Purpose of the Church: MAGNIFY (Part 1)2
When I was a junior in college I had a pretty sweet job. I was a Campus Brand Representative for the energy drink pioneer, Red Bull. My job was to give out as much product as I could each month to people who needed it for all-night study sessions, road trips and sports events. I didn’t have to sell a single can and even got to keep a light-up mini-fridge in my dorm room. Job training consisted of a single weekend away (at a Dude Ranch in Arizona) where they taught us everything we needed to know about the company, the product and the needs that it met. The irony of this weekend, was that it taught me more about the purpose of Red Bull in a weekend than my previous 13 years as a Christian and two years of Bible school had to help me understand the purpose of the church.
The truth is, you probably know more about a lot of major companies, (think Apple, Starbucks and Nike), what they produce and what their goals are, than you might know about the church. So across the next few posts on the blog we are going to explore the purpose, mission and glory of the church. Because while the church may not have a brand or make a product, it is producing something, and it is worth joining our lives to – in fact, you could say Jesus died so that we would.
The Purpose of the Church: MAGNIFY
Now, I admit, magnify is an old and odd word to use, when you hear the word magnify – you probably first think of a magnifying glass that takes something small (like an ant) and makes it big, so you can see it; it makes much of something small. That is not what we do with God.
When we talk about magnifying God, it’s not like a magnifying glass, but rather more like a telescope. A telescope’s job is to take something incredibly big (like a planet or star) and bring it into view, so we can be amazed. We don’t make a big deal about God because He needs to be made bigger, we make a big deal about God because He is an infinitely big deal already, but we have trouble seeing Him for what He really is.
To magnify God is not about increasing His size, but about improving our eyes. It’s about setting our eyes on the one who is most glorious and worthy of pouring forth our very selves. As Jesus said, “You shall love the Lord your God with all your heart and with all your soul and with all your mind.
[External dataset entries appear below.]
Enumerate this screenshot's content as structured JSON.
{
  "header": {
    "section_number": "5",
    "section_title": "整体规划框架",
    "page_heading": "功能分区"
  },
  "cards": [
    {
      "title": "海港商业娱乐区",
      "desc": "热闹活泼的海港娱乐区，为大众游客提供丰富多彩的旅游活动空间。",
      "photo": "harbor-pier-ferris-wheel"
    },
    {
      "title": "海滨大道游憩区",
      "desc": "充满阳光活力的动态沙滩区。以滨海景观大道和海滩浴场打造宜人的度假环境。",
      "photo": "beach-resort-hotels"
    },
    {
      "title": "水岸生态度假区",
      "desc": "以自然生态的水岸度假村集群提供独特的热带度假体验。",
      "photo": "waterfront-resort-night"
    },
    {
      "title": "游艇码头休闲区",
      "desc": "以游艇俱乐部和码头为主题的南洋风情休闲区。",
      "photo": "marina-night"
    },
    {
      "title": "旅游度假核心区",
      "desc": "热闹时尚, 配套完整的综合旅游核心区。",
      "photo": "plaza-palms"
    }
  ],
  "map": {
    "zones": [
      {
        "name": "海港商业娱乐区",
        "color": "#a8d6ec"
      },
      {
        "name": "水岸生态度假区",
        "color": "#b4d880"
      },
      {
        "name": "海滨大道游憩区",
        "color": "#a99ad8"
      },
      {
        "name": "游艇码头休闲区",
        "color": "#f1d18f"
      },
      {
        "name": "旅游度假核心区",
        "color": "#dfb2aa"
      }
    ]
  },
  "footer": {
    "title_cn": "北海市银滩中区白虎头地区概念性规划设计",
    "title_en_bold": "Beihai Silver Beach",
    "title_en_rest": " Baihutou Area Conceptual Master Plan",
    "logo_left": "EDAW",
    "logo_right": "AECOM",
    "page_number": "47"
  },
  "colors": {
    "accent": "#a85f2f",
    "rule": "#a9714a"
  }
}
This is the great and first commandment. - Matthew 22:37-38
Now, you might be thinking, well, yeah, but I’m supposed to do that on my own. Why do I need the church? (To be honest it’s easier without them!) And it is true. You are, we all are, called as individuals to magnify God in all that we do; to respond to His greatness, bring Him more greatly into view in our lives and honor Him. But more than that, God wants His people to do this together.
Old Testament Magnifying
In the first chapters of Exodus, God carries out the defining act of the Old Testament: the redemption of His people from slavery to Egypt. This action was completely of God’s initiative and God’s power: His outstretched arm, His deliverance, His great acts of judgment. God was the one bringing His people out of Egypt. Yet, what we sometimes forget is that God was gathering them first for worship. God’s message for Pharaoh through Moses is:
The LORD, the God of the Hebrews, has sent me to say to you: Let my people go, so that they may worship me in the wilderness. – Exodus 7:16 (NIV)
The immediate goal of the exodus was to magnify. God saves and assembles his people at Sinai to worship together.
New Testament Magnifying
Just like with the Exodus, in the New Testament, God calls and saves His people of His own strength and might through the work of Jesus. And as people are being saved He gathers them into a group of worshipers:
And day by day, attending the temple together and breaking bread in their homes, they received their food with glad and generous hearts, praising God and having favor with all the people. And the Lord added to their number day by day those who were being saved. - Acts 2:46-47
As part of the church, your job now is not only to worship God on your own, but to gather and produce praise together.
The Bible helps regulate what that should look like through its commands to sing, to pray, read the Scriptures, baptize, take part in the Lord’s supper, and “preach the Word” (2 Tim 4:2). Scholar Ligon Duncan summarizes what should be included in our worship services with the motto: “Read the Bible, preach the Bible, pray the Bible, sing the Bible and see the Bible.”
In fact, in the book of Hebrews (12:22-24) it shows us that when we gather together to worship, we are joining in with the heavenly assembly now, and we are a sort of preview of the eternal worship to come. But, then that begs the question doesn’t it? Why not beam us up at the moment of salvation? If our purpose now is to do in part what we will do even better then… then let’s go!
It’s like if one of your friends invited you to an amazing party, but said that you had to first go to the pre-party party. The pre-party party is still pretty good, but everyone there just keeps telling you about how much better the real party is going to be. At some point wouldn’t you say, “Can we please just go to the real party now, please?!”
However, for the church, that’s not our only purpose as a church. Praise is not the only thing we produce. We not only look up, but we also look across. We not only MAGNIFY, but we also MULTIPLY – which is our Part 2: The Mission of the Church.